The farm was owned by the father, Allen. The farm was run by his three sons, Horace, Fred and Lee. I know more about burley tobacco than anyone else here today. I have seeded tobacco beds, pulled tobacco plants, set tobacco plants, sprayed tobacco plants, cut tobacco plants, hung tobacco plants and stripped tobacco plants. Several times, I went to market to sell the tobacco. It was hard work. Prior to the Civil War, slaves did that work. In my time, poor destitute seminary students were hired to do the work. I learned a great deal about burley tobacco, but one thing still amazes me. All the money that it took to raise the tobacco for the next crop was borrowed. They hoped to pay it back once the crop was sold. On the Sharp farm, all that borrowed money was held in checking account with a green checkbook cover.

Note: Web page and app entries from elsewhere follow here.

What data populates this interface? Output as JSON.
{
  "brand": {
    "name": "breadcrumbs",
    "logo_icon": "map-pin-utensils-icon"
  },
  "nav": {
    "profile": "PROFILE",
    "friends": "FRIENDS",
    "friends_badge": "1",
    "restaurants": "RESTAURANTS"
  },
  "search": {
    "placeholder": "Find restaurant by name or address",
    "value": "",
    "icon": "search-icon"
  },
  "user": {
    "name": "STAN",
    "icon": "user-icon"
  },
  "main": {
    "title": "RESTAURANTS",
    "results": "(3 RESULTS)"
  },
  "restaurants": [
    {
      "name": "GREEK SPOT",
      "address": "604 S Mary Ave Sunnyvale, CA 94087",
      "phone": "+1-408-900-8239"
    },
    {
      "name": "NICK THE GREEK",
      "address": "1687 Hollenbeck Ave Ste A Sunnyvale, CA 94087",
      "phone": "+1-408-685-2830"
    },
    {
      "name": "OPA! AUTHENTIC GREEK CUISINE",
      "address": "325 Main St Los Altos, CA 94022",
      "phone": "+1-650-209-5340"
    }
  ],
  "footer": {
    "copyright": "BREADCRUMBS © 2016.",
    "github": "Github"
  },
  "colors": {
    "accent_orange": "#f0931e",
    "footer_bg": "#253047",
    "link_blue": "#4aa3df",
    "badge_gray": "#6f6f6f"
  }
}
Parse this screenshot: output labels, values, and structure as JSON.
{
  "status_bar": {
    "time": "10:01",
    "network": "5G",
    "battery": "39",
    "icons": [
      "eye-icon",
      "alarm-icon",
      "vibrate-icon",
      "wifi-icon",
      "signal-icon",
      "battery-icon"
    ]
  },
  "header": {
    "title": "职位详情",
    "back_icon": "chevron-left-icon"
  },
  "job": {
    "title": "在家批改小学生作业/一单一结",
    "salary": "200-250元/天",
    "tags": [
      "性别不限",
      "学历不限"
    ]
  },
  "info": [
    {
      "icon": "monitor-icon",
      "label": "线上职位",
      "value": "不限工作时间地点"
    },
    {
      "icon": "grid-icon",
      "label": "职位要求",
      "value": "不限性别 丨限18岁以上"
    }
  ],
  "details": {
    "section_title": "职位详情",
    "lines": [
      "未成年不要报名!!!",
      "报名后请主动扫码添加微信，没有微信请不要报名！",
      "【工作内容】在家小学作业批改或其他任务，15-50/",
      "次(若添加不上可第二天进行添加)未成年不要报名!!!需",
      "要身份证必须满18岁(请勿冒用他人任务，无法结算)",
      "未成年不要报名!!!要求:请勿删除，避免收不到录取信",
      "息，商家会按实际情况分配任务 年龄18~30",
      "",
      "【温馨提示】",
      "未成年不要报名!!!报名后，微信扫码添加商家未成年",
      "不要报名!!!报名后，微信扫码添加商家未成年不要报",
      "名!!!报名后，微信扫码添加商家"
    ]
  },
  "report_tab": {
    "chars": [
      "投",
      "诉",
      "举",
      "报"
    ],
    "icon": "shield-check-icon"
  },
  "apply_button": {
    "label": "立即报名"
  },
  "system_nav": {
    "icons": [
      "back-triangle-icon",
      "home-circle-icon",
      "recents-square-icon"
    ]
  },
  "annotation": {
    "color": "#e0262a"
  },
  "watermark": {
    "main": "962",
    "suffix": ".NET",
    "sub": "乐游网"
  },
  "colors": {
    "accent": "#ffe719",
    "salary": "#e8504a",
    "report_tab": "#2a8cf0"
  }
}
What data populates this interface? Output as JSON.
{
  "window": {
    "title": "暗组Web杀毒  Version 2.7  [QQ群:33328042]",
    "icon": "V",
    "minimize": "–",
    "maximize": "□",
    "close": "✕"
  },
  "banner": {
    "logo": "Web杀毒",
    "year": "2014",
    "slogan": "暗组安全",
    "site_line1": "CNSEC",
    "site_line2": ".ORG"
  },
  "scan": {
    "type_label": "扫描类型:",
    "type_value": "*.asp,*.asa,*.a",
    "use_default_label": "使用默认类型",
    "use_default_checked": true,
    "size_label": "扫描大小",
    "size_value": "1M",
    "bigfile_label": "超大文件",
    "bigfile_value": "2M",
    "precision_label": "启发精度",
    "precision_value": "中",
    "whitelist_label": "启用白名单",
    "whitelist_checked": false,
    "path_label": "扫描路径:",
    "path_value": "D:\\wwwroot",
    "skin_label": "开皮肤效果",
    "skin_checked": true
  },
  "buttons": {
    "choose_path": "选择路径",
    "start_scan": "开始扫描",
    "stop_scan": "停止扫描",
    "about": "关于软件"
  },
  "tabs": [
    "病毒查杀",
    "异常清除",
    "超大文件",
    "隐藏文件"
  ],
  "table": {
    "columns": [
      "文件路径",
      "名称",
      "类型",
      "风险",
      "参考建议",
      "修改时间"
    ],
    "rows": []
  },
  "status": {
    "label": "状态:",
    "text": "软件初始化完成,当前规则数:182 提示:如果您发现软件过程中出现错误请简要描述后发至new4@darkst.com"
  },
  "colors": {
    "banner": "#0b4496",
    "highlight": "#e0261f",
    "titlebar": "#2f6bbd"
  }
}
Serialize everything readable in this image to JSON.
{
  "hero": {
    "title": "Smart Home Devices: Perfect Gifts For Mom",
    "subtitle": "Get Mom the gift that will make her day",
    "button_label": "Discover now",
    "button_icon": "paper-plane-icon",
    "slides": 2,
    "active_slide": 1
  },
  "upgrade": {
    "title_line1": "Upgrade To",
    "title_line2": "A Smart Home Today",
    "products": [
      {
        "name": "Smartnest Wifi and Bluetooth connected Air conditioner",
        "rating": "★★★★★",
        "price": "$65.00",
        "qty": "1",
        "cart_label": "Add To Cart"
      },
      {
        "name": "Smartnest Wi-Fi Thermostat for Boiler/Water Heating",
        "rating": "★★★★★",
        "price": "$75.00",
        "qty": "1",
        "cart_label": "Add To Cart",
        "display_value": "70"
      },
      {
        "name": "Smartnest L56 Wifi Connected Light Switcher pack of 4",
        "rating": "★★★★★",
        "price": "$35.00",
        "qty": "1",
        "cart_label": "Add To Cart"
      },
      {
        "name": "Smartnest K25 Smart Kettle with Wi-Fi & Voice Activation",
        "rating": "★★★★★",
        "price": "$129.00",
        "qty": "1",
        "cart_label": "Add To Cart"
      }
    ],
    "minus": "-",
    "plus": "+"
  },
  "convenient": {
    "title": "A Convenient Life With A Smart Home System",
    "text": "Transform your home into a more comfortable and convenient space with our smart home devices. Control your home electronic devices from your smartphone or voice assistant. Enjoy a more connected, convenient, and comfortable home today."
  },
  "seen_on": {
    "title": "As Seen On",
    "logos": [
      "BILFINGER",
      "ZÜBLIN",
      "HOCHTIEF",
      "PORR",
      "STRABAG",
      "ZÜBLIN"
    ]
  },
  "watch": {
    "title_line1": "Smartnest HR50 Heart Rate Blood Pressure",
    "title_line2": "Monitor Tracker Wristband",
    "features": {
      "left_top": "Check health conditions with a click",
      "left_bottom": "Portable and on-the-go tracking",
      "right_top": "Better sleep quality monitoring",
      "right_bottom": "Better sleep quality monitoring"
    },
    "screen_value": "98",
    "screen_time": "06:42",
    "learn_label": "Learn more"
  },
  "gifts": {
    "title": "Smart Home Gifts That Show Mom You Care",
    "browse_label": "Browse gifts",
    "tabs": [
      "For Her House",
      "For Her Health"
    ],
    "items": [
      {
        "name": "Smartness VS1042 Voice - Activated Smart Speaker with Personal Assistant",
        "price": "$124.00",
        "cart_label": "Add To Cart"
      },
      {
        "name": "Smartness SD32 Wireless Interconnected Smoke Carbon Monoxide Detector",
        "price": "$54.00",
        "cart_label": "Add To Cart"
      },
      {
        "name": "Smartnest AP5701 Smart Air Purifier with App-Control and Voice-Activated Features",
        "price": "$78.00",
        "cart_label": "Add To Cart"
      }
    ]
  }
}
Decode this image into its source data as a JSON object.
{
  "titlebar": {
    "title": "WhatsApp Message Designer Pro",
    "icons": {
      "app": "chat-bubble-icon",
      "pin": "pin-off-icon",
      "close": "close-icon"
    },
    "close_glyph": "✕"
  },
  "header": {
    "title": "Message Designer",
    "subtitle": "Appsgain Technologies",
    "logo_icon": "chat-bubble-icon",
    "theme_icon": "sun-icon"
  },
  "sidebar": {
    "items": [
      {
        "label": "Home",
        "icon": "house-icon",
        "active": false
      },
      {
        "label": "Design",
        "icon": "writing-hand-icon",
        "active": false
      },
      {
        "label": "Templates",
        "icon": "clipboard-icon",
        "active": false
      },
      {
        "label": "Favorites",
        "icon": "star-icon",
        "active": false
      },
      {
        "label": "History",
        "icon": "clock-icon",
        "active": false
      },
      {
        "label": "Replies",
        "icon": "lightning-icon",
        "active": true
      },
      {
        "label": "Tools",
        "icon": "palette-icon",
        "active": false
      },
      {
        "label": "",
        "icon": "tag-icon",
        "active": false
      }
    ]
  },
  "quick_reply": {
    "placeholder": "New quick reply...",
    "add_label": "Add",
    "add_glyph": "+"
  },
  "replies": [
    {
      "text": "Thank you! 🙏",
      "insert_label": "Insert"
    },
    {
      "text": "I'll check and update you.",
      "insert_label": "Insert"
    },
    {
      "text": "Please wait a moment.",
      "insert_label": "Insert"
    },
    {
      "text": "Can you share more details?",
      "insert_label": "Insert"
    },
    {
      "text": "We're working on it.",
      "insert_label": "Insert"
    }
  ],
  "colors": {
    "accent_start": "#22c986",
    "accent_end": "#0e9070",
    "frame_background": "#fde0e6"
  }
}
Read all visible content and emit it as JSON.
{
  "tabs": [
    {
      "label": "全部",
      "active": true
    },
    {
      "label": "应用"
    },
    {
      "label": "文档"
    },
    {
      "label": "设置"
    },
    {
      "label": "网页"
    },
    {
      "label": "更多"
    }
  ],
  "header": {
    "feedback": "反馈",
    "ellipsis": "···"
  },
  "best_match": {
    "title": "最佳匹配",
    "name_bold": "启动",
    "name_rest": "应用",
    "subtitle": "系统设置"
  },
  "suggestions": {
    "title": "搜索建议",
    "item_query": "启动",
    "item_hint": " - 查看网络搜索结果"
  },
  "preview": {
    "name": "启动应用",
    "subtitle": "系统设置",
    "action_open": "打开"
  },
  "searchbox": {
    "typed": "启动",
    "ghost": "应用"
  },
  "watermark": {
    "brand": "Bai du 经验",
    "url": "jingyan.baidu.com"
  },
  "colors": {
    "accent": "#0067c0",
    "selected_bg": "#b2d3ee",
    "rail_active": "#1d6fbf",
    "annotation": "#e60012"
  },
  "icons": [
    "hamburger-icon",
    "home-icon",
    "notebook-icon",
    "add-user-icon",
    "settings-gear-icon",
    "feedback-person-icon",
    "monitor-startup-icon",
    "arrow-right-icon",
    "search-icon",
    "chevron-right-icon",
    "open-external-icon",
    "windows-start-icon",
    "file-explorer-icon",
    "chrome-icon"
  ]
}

I worked hard but I was still destitute. One semester, I could not pay my bill. I think I still owed $300 from the past semester. If I did not pay it off, I could not register for the next semester. My personal life was complex at that time. I did not tell my family. I could not call anyone within the United Methodist Church because they had not accepted me yet. (They still do not want me.) There was no one, I was alone. To this day, I still do not know how the Sharps found out, I never said a word. One day after church, Horace stayed behind. I was locking the door of that ancient church, when Horace said, “We want to give you something, boy.” He pulled out that green checkbook and pulled out a check. He handed it to me and said, “Here.” It was made out to me for the exact amount I owed. I said, “I can’t take this, it is borrowed money.” He smiled and said, “Shut up you stupid Yankee. Take it, study hard and make us proud.” That check saved by future.

Do not tell me money is not important. Do not tell me money is not revealing. Do not tell me money does not talk. That check told me the Sharp’s believed in me and it gave me the courage to face another day. If this church has deemed anything positive from me, it is because of them. How you manage your money says a great deal about you. Andy Stanley was not wrong. He said, “Greed is not a financial issue. It’s a heart issue.”